How to complete this task – Print every entry below again. Nothing may differ from the original.

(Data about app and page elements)

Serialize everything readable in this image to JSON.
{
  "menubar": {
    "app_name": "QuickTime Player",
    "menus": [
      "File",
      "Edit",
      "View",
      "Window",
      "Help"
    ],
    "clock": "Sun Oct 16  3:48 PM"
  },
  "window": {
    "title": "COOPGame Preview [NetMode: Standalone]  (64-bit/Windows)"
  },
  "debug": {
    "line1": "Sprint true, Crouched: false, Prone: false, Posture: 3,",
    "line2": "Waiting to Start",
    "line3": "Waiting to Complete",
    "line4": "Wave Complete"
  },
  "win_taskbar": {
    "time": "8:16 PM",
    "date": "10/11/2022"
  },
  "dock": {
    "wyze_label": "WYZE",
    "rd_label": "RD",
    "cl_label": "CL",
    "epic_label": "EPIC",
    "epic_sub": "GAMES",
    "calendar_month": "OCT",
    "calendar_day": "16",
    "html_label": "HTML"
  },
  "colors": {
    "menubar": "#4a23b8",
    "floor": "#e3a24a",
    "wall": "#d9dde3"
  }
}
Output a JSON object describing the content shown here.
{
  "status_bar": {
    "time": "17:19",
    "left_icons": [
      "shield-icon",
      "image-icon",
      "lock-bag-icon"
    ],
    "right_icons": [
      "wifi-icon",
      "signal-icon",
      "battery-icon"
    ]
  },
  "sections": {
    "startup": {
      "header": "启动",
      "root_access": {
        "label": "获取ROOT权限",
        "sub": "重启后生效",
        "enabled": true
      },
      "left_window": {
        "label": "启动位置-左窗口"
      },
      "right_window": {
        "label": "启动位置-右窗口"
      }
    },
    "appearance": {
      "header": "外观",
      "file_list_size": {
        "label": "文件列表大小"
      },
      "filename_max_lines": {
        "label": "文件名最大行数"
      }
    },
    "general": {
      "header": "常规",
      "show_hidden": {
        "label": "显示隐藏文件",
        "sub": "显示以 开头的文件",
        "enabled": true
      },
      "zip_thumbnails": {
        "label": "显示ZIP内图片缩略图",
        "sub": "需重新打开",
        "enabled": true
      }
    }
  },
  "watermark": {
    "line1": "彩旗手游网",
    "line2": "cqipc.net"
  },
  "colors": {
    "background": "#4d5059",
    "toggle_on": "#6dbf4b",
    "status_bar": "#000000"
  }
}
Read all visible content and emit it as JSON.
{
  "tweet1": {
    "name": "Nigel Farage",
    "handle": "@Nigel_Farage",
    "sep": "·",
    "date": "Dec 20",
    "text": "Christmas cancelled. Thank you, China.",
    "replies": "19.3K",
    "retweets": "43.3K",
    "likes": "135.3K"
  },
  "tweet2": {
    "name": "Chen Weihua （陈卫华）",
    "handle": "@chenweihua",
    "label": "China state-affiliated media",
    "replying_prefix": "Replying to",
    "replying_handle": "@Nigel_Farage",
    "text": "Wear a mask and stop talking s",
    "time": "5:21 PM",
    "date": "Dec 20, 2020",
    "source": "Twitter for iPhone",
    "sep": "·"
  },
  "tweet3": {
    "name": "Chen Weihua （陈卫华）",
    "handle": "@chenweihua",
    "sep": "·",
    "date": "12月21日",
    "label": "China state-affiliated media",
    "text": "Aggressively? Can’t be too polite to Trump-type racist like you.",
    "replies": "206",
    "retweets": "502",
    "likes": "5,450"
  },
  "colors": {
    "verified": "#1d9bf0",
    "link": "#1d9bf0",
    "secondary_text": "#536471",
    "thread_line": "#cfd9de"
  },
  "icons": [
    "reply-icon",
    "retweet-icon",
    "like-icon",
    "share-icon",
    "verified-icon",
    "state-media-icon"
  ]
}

Response –
Serialize everything readable in this image to JSON.
{
  "menubar": {
    "app_name": "QuickTime Player",
    "menus": [
      "File",
      "Edit",
      "View",
      "Window",
      "Help"
    ],
    "clock": "Sun Oct 16  3:48 PM"
  },
  "window": {
    "title": "COOPGame Preview [NetMode: Standalone]  (64-bit/Windows)"
  },
  "debug": {
    "line1": "Sprint true, Crouched: false, Prone: false, Posture: 3,",
    "line2": "Waiting to Start",
    "line3": "Waiting to Complete",
    "line4": "Wave Complete"
  },
  "win_taskbar": {
    "time": "8:16 PM",
    "date": "10/11/2022"
  },
  "dock": {
    "wyze_label": "WYZE",
    "rd_label": "RD",
    "cl_label": "CL",
    "epic_label": "EPIC",
    "epic_sub": "GAMES",
    "calendar_month": "OCT",
    "calendar_day": "16",
    "html_label": "HTML"
  },
  "colors": {
    "menubar": "#4a23b8",
    "floor": "#e3a24a",
    "wall": "#d9dde3"
  }
}
Output a JSON object describing the content shown here.
{
  "status_bar": {
    "time": "17:19",
    "left_icons": [
      "shield-icon",
      "image-icon",
      "lock-bag-icon"
    ],
    "right_icons": [
      "wifi-icon",
      "signal-icon",
      "battery-icon"
    ]
  },
  "sections": {
    "startup": {
      "header": "启动",
      "root_access": {
        "label": "获取ROOT权限",
        "sub": "重启后生效",
        "enabled": true
      },
      "left_window": {
        "label": "启动位置-左窗口"
      },
      "right_window": {
        "label": "启动位置-右窗口"
      }
    },
    "appearance": {
      "header": "外观",
      "file_list_size": {
        "label": "文件列表大小"
      },
      "filename_max_lines": {
        "label": "文件名最大行数"
      }
    },
    "general": {
      "header": "常规",
      "show_hidden": {
        "label": "显示隐藏文件",
        "sub": "显示以 开头的文件",
        "enabled": true
      },
      "zip_thumbnails": {
        "label": "显示ZIP内图片缩略图",
        "sub": "需重新打开",
        "enabled": true
      }
    }
  },
  "watermark": {
    "line1": "彩旗手游网",
    "line2": "cqipc.net"
  },
  "colors": {
    "background": "#4d5059",
    "toggle_on": "#6dbf4b",
    "status_bar": "#000000"
  }
}
Read all visible content and emit it as JSON.
{
  "tweet1": {
    "name": "Nigel Farage",
    "handle": "@Nigel_Farage",
    "sep": "·",
    "date": "Dec 20",
    "text": "Christmas cancelled. Thank you, China.",
    "replies": "19.3K",
    "retweets": "43.3K",
    "likes": "135.3K"
  },
  "tweet2": {
    "name": "Chen Weihua （陈卫华）",
    "handle": "@chenweihua",
    "label": "China state-affiliated media",
    "replying_prefix": "Replying to",
    "replying_handle": "@Nigel_Farage",
    "text": "Wear a mask and stop talking s",
    "time": "5:21 PM",
    "date": "Dec 20, 2020",
    "source": "Twitter for iPhone",
    "sep": "·"
  },
  "tweet3": {
    "name": "Chen Weihua （陈卫华）",
    "handle": "@chenweihua",
    "sep": "·",
    "date": "12月21日",
    "label": "China state-affiliated media",
    "text": "Aggressively? Can’t be too polite to Trump-type racist like you.",
    "replies": "206",
    "retweets": "502",
    "likes": "5,450"
  },
  "colors": {
    "verified": "#1d9bf0",
    "link": "#1d9bf0",
    "secondary_text": "#536471",
    "thread_line": "#cfd9de"
  },
  "icons": [
    "reply-icon",
    "retweet-icon",
    "like-icon",
    "share-icon",
    "verified-icon",
    "state-media-icon"
  ]
}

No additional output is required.